- [Task item]
Look through the material below. Copy every line with the string "JSON" in it.

- [Data listing]
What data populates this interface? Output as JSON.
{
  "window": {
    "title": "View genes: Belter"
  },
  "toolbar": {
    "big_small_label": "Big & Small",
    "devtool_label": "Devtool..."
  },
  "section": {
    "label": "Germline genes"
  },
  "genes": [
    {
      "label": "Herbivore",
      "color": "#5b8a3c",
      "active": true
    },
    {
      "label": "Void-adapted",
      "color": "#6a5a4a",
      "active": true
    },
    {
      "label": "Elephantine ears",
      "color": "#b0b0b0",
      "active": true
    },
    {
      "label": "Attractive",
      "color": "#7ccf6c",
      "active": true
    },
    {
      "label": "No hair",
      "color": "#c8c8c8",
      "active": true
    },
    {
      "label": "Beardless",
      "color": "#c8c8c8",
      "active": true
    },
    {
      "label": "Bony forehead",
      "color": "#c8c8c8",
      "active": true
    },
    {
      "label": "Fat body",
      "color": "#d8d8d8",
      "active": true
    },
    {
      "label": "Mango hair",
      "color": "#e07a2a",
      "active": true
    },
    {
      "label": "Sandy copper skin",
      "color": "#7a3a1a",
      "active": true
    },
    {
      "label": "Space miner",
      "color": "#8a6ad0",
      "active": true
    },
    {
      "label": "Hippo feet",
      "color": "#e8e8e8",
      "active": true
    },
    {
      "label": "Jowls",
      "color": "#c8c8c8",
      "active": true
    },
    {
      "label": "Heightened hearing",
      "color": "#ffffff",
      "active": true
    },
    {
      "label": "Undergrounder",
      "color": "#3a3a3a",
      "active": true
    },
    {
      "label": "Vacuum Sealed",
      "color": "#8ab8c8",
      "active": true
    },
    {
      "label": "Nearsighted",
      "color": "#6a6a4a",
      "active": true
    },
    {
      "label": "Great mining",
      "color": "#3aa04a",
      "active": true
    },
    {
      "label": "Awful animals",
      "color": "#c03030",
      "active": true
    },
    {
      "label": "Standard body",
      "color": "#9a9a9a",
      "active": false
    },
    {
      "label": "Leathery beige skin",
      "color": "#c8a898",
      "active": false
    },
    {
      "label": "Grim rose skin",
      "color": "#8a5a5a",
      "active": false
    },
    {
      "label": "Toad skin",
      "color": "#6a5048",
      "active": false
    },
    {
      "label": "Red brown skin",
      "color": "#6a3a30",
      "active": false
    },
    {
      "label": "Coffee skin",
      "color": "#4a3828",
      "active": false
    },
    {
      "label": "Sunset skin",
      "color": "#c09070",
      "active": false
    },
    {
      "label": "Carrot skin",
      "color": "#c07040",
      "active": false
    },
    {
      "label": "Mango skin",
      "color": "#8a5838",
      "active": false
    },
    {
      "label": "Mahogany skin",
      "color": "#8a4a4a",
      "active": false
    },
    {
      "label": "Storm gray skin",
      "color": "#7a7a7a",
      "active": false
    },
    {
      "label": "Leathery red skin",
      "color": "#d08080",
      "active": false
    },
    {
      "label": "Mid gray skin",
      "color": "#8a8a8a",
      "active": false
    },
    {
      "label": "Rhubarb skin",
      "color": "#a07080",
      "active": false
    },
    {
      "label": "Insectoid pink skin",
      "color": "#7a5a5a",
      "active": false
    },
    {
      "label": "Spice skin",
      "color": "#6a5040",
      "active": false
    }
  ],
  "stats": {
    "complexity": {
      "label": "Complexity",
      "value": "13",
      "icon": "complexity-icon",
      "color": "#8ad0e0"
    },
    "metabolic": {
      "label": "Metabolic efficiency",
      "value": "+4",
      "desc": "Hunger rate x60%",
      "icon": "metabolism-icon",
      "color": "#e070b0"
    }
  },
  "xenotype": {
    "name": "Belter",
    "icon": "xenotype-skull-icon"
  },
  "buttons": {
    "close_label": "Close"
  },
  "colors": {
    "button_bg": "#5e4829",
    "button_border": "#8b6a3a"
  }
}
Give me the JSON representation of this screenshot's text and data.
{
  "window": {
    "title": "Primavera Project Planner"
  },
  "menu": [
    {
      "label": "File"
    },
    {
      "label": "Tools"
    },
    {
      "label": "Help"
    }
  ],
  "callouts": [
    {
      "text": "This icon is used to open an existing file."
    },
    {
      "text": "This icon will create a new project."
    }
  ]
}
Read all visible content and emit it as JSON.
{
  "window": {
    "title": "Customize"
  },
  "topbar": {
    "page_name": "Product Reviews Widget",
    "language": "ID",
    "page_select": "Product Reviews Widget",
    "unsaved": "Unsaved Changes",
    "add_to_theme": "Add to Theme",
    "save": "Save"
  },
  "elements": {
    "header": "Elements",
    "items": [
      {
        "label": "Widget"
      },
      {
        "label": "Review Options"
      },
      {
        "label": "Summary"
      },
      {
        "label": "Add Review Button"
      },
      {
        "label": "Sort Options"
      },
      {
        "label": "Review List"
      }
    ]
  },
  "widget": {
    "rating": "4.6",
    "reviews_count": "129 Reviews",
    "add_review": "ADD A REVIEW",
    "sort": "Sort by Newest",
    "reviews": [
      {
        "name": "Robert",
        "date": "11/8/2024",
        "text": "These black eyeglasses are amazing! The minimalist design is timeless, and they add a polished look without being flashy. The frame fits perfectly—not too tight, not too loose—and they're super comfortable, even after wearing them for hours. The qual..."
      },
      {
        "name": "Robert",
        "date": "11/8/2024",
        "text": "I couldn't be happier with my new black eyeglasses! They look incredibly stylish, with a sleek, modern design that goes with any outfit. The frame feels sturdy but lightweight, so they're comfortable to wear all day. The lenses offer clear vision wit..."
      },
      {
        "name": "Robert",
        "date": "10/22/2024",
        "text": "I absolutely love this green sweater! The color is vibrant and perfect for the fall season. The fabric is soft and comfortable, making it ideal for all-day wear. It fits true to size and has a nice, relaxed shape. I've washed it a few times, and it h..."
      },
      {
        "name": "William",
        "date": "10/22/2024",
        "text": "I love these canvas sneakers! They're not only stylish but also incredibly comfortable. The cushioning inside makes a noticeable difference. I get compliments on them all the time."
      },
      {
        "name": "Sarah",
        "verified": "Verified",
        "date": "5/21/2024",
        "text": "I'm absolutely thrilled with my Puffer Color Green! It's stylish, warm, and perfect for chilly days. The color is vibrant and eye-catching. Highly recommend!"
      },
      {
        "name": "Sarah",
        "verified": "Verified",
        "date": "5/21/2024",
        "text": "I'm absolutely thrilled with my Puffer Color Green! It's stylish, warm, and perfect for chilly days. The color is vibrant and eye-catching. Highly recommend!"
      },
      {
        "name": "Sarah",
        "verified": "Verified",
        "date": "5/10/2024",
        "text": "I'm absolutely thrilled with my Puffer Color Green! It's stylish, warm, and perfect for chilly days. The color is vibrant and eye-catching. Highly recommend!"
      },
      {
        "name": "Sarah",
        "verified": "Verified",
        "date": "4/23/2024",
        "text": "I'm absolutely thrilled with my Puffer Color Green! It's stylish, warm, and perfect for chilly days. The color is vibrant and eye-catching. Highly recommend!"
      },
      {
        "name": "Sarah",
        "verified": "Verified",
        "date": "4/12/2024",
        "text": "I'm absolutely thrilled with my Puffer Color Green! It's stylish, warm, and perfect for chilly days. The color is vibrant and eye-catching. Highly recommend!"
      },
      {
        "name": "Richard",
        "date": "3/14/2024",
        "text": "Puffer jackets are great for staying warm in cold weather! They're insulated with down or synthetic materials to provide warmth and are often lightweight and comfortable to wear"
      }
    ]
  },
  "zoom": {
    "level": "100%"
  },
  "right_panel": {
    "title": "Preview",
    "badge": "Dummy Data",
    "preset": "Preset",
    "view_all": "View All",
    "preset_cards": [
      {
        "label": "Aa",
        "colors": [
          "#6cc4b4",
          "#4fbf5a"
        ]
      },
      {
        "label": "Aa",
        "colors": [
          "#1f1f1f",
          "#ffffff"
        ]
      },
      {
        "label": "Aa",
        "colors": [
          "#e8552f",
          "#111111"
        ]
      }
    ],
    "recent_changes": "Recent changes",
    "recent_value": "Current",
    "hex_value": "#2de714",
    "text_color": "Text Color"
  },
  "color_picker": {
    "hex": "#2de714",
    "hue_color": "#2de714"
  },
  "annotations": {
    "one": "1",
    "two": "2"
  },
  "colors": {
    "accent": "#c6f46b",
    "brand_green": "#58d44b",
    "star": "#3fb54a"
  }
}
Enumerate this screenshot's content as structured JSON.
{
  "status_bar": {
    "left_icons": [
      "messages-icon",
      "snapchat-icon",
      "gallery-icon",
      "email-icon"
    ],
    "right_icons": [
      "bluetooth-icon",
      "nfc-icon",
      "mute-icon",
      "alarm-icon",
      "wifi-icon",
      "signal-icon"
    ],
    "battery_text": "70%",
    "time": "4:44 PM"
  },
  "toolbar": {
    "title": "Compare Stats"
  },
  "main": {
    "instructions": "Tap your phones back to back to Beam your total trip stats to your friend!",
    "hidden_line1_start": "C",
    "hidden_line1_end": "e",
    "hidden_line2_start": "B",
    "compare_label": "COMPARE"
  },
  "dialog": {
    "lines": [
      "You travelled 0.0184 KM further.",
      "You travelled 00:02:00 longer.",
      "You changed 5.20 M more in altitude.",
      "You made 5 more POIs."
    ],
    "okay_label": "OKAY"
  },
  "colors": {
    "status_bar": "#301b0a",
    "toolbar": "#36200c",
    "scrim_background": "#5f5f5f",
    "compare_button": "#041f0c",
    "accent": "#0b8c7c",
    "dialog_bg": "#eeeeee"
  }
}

- [Solution for this problem]
What data populates this interface? Output as JSON.
Give me the JSON representation of this screenshot's text and data.
Read all visible content and emit it as JSON.
Enumerate this screenshot's content as structured JSON.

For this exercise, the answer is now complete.